▶ _DATA_:
---+---

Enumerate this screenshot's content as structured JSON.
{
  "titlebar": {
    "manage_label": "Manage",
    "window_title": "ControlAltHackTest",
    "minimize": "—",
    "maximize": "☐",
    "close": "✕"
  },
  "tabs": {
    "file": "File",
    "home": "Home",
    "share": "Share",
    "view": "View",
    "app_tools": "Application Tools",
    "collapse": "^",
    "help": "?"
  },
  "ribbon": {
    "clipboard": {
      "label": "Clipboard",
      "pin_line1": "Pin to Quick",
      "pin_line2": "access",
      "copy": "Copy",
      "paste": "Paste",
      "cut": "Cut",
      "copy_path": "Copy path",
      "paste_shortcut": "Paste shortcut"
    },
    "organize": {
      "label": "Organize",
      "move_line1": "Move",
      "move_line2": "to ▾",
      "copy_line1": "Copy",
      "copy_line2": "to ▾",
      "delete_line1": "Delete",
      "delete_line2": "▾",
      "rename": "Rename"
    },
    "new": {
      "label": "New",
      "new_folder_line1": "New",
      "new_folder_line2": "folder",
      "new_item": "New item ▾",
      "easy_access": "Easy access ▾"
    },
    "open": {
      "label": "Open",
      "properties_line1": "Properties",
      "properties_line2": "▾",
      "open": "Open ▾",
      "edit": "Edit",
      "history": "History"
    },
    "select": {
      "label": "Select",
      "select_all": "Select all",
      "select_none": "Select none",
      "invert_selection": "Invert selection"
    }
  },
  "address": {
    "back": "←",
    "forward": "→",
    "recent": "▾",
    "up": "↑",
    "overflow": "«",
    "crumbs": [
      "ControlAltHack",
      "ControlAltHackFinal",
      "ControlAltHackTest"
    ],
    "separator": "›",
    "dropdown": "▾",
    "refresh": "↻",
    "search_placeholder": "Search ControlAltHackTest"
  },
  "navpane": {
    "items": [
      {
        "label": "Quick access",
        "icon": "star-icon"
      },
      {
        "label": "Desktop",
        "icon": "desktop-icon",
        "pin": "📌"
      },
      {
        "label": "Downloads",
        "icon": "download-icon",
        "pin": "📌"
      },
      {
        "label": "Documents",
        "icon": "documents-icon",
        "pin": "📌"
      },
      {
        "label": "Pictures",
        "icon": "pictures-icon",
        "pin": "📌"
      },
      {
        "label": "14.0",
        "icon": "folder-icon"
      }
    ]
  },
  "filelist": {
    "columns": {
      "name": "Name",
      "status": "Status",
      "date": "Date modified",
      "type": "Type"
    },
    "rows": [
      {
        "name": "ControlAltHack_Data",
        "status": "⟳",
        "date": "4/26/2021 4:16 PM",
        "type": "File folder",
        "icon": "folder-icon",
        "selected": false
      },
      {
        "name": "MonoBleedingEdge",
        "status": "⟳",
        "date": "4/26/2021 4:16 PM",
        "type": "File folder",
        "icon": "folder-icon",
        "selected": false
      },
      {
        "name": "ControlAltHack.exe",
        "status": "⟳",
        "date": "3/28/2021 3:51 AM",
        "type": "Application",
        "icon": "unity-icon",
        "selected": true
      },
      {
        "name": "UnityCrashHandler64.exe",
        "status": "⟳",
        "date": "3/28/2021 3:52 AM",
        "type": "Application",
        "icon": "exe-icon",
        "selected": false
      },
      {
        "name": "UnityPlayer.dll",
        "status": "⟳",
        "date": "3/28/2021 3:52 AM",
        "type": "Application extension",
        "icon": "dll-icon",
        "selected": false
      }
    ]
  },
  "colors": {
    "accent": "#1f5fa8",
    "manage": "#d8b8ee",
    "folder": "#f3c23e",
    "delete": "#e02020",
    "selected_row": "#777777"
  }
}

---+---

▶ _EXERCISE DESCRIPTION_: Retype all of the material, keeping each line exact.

▶ _TASK RESULT_:
Enumerate this screenshot's content as structured JSON.
{
  "titlebar": {
    "manage_label": "Manage",
    "window_title": "ControlAltHackTest",
    "minimize": "—",
    "maximize": "☐",
    "close": "✕"
  },
  "tabs": {
    "file": "File",
    "home": "Home",
    "share": "Share",
    "view": "View",
    "app_tools": "Application Tools",
    "collapse": "^",
    "help": "?"
  },
  "ribbon": {
    "clipboard": {
      "label": "Clipboard",
      "pin_line1": "Pin to Quick",
      "pin_line2": "access",
      "copy": "Copy",
      "paste": "Paste",
      "cut": "Cut",
      "copy_path": "Copy path",
      "paste_shortcut": "Paste shortcut"
    },
    "organize": {
      "label": "Organize",
      "move_line1": "Move",
      "move_line2": "to ▾",
      "copy_line1": "Copy",
      "copy_line2": "to ▾",
      "delete_line1": "Delete",
      "delete_line2": "▾",
      "rename": "Rename"
    },
    "new": {
      "label": "New",
      "new_folder_line1": "New",
      "new_folder_line2": "folder",
      "new_item": "New item ▾",
      "easy_access": "Easy access ▾"
    },
    "open": {
      "label": "Open",
      "properties_line1": "Properties",
      "properties_line2": "▾",
      "open": "Open ▾",
      "edit": "Edit",
      "history": "History"
    },
    "select": {
      "label": "Select",
      "select_all": "Select all",
      "select_none": "Select none",
      "invert_selection": "Invert selection"
    }
  },
  "address": {
    "back": "←",
    "forward": "→",
    "recent": "▾",
    "up": "↑",
    "overflow": "«",
    "crumbs": [
      "ControlAltHack",
      "ControlAltHackFinal",
      "ControlAltHackTest"
    ],
    "separator": "›",
    "dropdown": "▾",
    "refresh": "↻",
    "search_placeholder": "Search ControlAltHackTest"
  },
  "navpane": {
    "items": [
      {
        "label": "Quick access",
        "icon": "star-icon"
      },
      {
        "label": "Desktop",
        "icon": "desktop-icon",
        "pin": "📌"
      },
      {
        "label": "Downloads",
        "icon": "download-icon",
        "pin": "📌"
      },
      {
        "label": "Documents",
        "icon": "documents-icon",
        "pin": "📌"
      },
      {
        "label": "Pictures",
        "icon": "pictures-icon",
        "pin": "📌"
      },
      {
        "label": "14.0",
        "icon": "folder-icon"
      }
    ]
  },
  "filelist": {
    "columns": {
      "name": "Name",
      "status": "Status",
      "date": "Date modified",
      "type": "Type"
    },
    "rows": [
      {
        "name": "ControlAltHack_Data",
        "status": "⟳",
        "date": "4/26/2021 4:16 PM",
        "type": "File folder",
        "icon": "folder-icon",
        "selected": false
      },
      {
        "name": "MonoBleedingEdge",
        "status": "⟳",
        "date": "4/26/2021 4:16 PM",
        "type": "File folder",
        "icon": "folder-icon",
        "selected": false
      },
      {
        "name": "ControlAltHack.exe",
        "status": "⟳",
        "date": "3/28/2021 3:51 AM",
        "type": "Application",
        "icon": "unity-icon",
        "selected": true
      },
      {
        "name": "UnityCrashHandler64.exe",
        "status": "⟳",
        "date": "3/28/2021 3:52 AM",
        "type": "Application",
        "icon": "exe-icon",
        "selected": false
      },
      {
        "name": "UnityPlayer.dll",
        "status": "⟳",
        "date": "3/28/2021 3:52 AM",
        "type": "Application extension",
        "icon": "dll-icon",
        "selected": false
      }
    ]
  },
  "colors": {
    "accent": "#1f5fa8",
    "manage": "#d8b8ee",
    "folder": "#f3c23e",
    "delete": "#e02020",
    "selected_row": "#777777"
  }
}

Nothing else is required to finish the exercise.